*Work item*: Go through the data and report each line that holds the string "computer".

Data records for software interfaces
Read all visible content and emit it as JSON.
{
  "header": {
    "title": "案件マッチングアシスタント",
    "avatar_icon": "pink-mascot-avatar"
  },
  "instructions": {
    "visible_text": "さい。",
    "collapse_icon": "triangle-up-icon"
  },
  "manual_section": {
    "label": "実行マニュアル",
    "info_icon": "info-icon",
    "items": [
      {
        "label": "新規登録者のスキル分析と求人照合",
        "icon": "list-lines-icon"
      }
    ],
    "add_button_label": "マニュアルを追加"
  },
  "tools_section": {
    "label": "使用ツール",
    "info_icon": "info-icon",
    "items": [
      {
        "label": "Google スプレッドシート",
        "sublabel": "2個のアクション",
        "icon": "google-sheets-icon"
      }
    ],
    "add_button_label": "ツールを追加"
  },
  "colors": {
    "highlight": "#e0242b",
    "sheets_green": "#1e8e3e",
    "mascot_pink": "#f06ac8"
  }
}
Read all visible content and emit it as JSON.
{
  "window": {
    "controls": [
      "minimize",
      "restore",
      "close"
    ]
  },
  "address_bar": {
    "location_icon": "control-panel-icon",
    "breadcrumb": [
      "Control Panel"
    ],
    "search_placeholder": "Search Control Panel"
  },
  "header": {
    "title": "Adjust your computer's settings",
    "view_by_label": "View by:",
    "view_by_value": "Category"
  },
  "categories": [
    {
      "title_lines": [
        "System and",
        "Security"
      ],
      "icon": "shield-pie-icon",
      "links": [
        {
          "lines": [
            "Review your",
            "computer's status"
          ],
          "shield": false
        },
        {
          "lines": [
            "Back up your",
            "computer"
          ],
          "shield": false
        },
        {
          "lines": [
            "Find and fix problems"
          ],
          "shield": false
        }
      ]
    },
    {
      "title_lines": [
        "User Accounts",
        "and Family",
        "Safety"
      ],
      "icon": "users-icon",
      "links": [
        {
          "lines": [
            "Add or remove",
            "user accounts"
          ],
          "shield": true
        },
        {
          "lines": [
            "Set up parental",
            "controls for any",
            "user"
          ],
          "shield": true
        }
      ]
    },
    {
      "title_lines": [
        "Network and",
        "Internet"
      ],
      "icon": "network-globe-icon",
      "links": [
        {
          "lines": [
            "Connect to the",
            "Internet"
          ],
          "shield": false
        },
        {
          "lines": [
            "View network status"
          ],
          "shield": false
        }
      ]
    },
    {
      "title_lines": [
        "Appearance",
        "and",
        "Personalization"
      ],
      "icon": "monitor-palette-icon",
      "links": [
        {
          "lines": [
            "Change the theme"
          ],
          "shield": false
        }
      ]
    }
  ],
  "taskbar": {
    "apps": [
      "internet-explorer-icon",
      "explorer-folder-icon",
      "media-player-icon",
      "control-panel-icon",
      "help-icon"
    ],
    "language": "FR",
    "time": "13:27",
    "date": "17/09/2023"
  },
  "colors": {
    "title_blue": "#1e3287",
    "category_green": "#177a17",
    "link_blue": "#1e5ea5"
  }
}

*Result of this exercise*:
    "title": "Adjust your computer's settings",
            "computer's status"
            "computer"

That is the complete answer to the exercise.